Catch-up contributions for those age 50 and over

If permitted by the 401(k) plan, participants who are age 50 or over at the end of the calendar year can also make catch-up contributions. The additional elective deferrals you may contribute is:

  • 6,000 to traditional and safe harbor 401(k) plans in 2016

  • $3,000 to SIMPLE 401(k) plans in 2016

  • These amounts may be increased in future years for cost-of-living adjustments

Employee Stock Ownership Plans (ESOPs)

An ESOP is a qualified defined contribution plan that is either a stock bonus plan, or a combination stock bonus plan and money purchase plan, that invests primarily in employer securities, and is formally designated as an ESOP.

For S Corporations, to ensure that ESOPs benefit a broad range of an employees, restrictions apply that generally prohibit the accrual or allocation of S corporation stock to certain disqualified persons in an ESOP where 10% owners hold 50% or more of the interests in the S corporation.

Dividends on employer securities that are distributed from an ESOP must be reported on a Form 1099-R that does not report any other distributions rather than on Form 1099-Div

Vesting of Benefits

Plans must provide that a participant right to his accrued benefit vests at certain rates during the years of his/her employment.

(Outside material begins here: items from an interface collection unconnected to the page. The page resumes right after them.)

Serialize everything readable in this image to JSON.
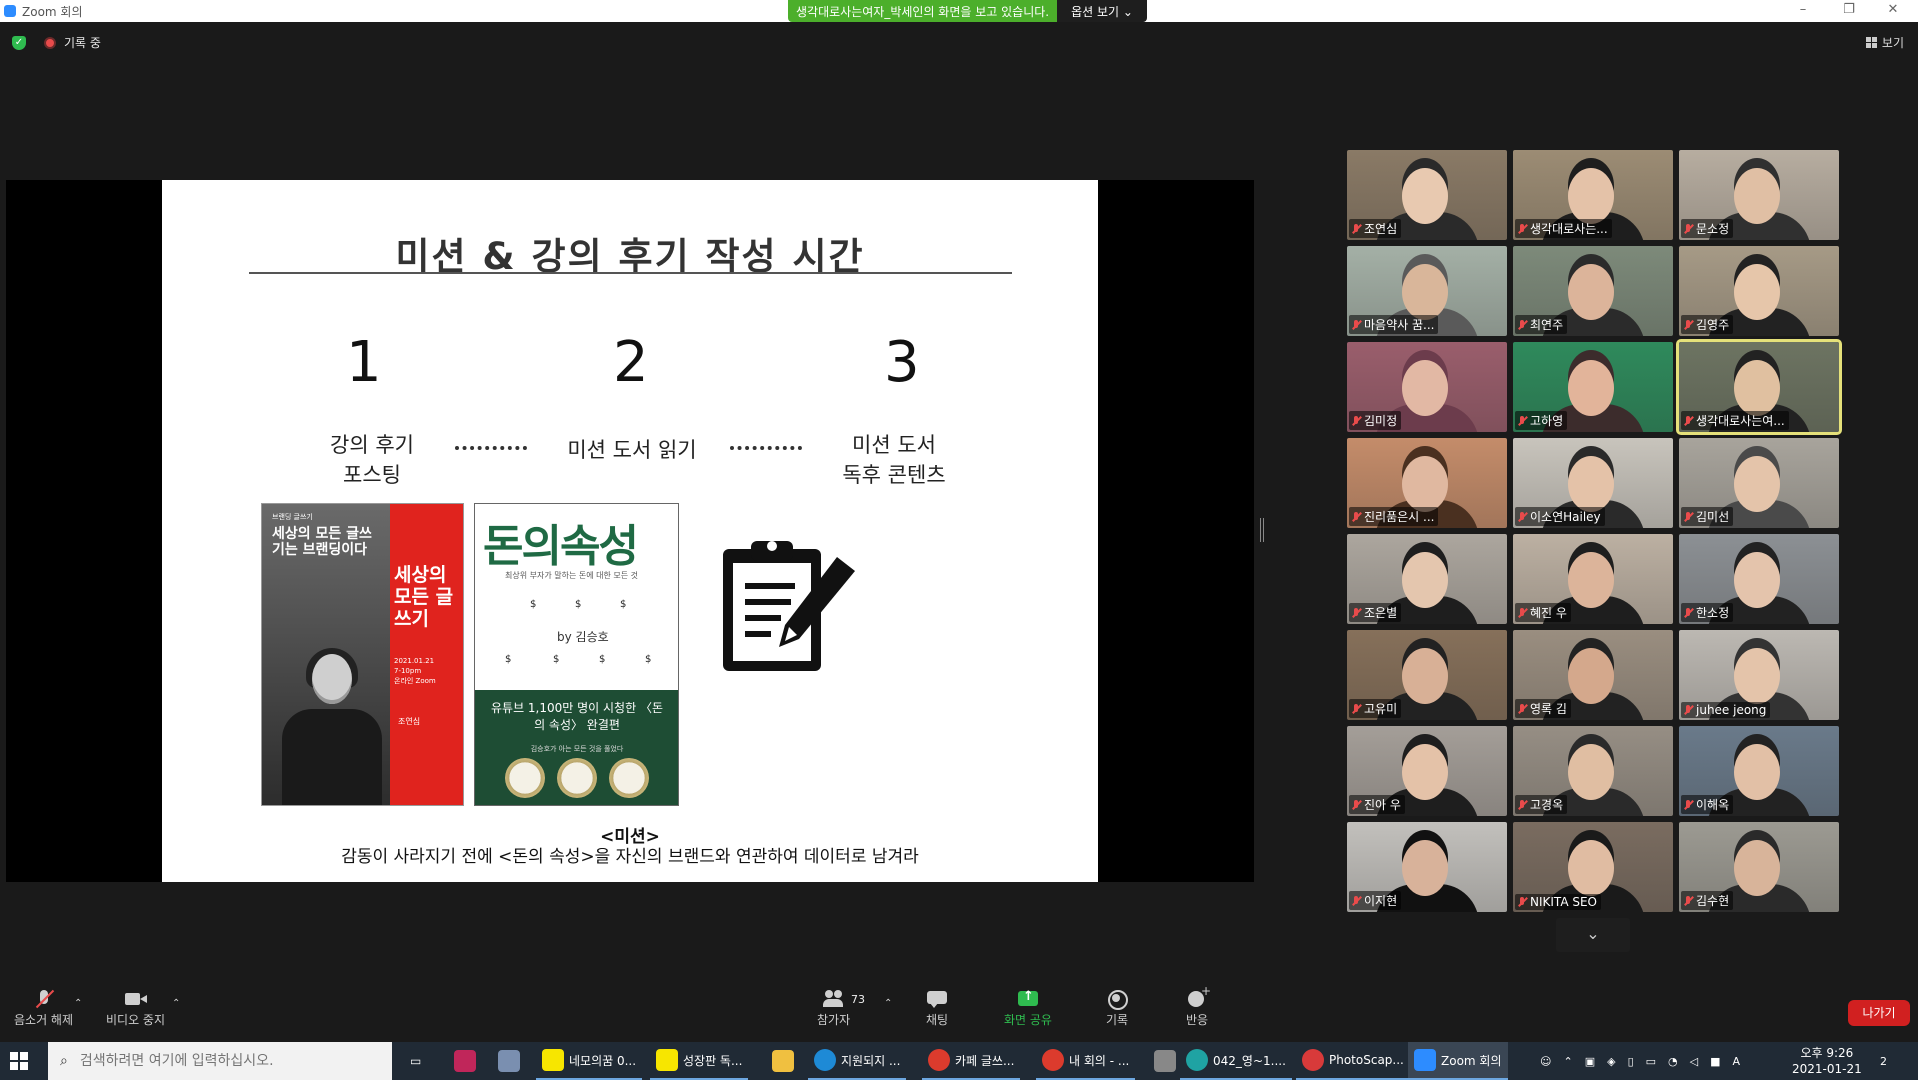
{
  "window": {
    "title": "Zoom 회의",
    "minimize": "–",
    "maximize": "❐",
    "close": "✕"
  },
  "banner": {
    "text": "생각대로사는여자_박세인의 화면을 보고 있습니다.",
    "options": "옵션 보기 ⌄"
  },
  "status": {
    "recording": "기록 중",
    "view": "보기"
  },
  "slide": {
    "title": "미션 & 강의 후기 작성 시간",
    "steps": [
      {
        "num": "1",
        "label": "강의 후기\n포스팅"
      },
      {
        "num": "2",
        "label": "미션 도서 읽기"
      },
      {
        "num": "3",
        "label": "미션 도서\n독후 콘텐츠"
      }
    ],
    "book1": {
      "small": "브랜딩 글쓰기",
      "headline": "세상의 모든 글쓰기는 브랜딩이다",
      "big": "세상의 모든 글쓰기",
      "date": "2021.01.21\n7-10pm\n온라인 Zoom",
      "author": "조연심"
    },
    "book2": {
      "title": "돈의속성",
      "subtitle": "최상위 부자가 말하는 돈에 대한 모든 것",
      "author": "by 김승호",
      "pitch": "유튜브 1,100만 명이 시청한 〈돈의 속성〉 완결편",
      "note": "김승호가 아는 모든 것을 풀었다"
    },
    "mission_heading": "<미션>",
    "mission_text": "감동이 사라지기 전에 <돈의 속성>을 자신의 브랜드와 연관하여 데이터로 남겨라"
  },
  "participants": [
    {
      "name": "조연심"
    },
    {
      "name": "생각대로사는..."
    },
    {
      "name": "문소정"
    },
    {
      "name": "마음약사 꿈..."
    },
    {
      "name": "최연주"
    },
    {
      "name": "김영주"
    },
    {
      "name": "김미정"
    },
    {
      "name": "고하영"
    },
    {
      "name": "생각대로사는여..."
    },
    {
      "name": "진리품은시 ..."
    },
    {
      "name": "이소연Hailey"
    },
    {
      "name": "김미선"
    },
    {
      "name": "조은별"
    },
    {
      "name": "혜진 우"
    },
    {
      "name": "한소정"
    },
    {
      "name": "고유미"
    },
    {
      "name": "영록 김"
    },
    {
      "name": "juhee jeong"
    },
    {
      "name": "진아 우"
    },
    {
      "name": "고경옥"
    },
    {
      "name": "이해옥"
    },
    {
      "name": "이지현"
    },
    {
      "name": "NIKITA SEO"
    },
    {
      "name": "김수현"
    }
  ],
  "toolbar": {
    "mute": "음소거 해제",
    "video": "비디오 중지",
    "participants": "참가자",
    "participant_count": "73",
    "chat": "채팅",
    "share": "화면 공유",
    "record": "기록",
    "reactions": "반응",
    "leave": "나가기"
  },
  "taskbar": {
    "search_placeholder": "검색하려면 여기에 입력하십시오.",
    "apps": [
      "네모의꿈 0...",
      "성장판 독...",
      "지원되지 ...",
      "카페 글쓰...",
      "내 회의 - ...",
      "042_영~1....",
      "PhotoScap...",
      "Zoom 회의"
    ],
    "time": "오후 9:26",
    "date": "2021-01-21",
    "ime": "A",
    "notif": "2"
  },
  "colors": {
    "accent": "#2d8cff",
    "share_green": "#2fbb4f",
    "leave_red": "#d12020",
    "book_green": "#1e4d34",
    "book_red": "#e0231e"
  }
}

Benefits from employee contributions must be 100% vested at all times. Benefits derived from employer contributions must become nonforfeitable when the employee reaches normal retirement age.

Coverage and eligibility requirements

A qualified plan other than a government plan must meet special tests designated to ensure adequate coverage of rank and file employees and avoid discrimination.

The plan, on at least one day in each quarter, either (1) benefit 70% of the employees who aren't "highly compensated" or (2) benefit a percentage of nonhighly compensated employees that is at least 70% of the highly compensated benefiting, or (3) meet a test under which the average benefit for the nonhighly compensated.

The definition of "highly compensated" is an employee who (1) was a 5% owner at any time during the determination year or the preceding year, or (2) for the preceding year, received more than $115,000 in compensation from the employer, and, if the employer elects, also was in the "top-paid group" (top 20%) of employees for that year.


Sound confusing? For further information including other plan options and to speak with a retirement planner, contact us.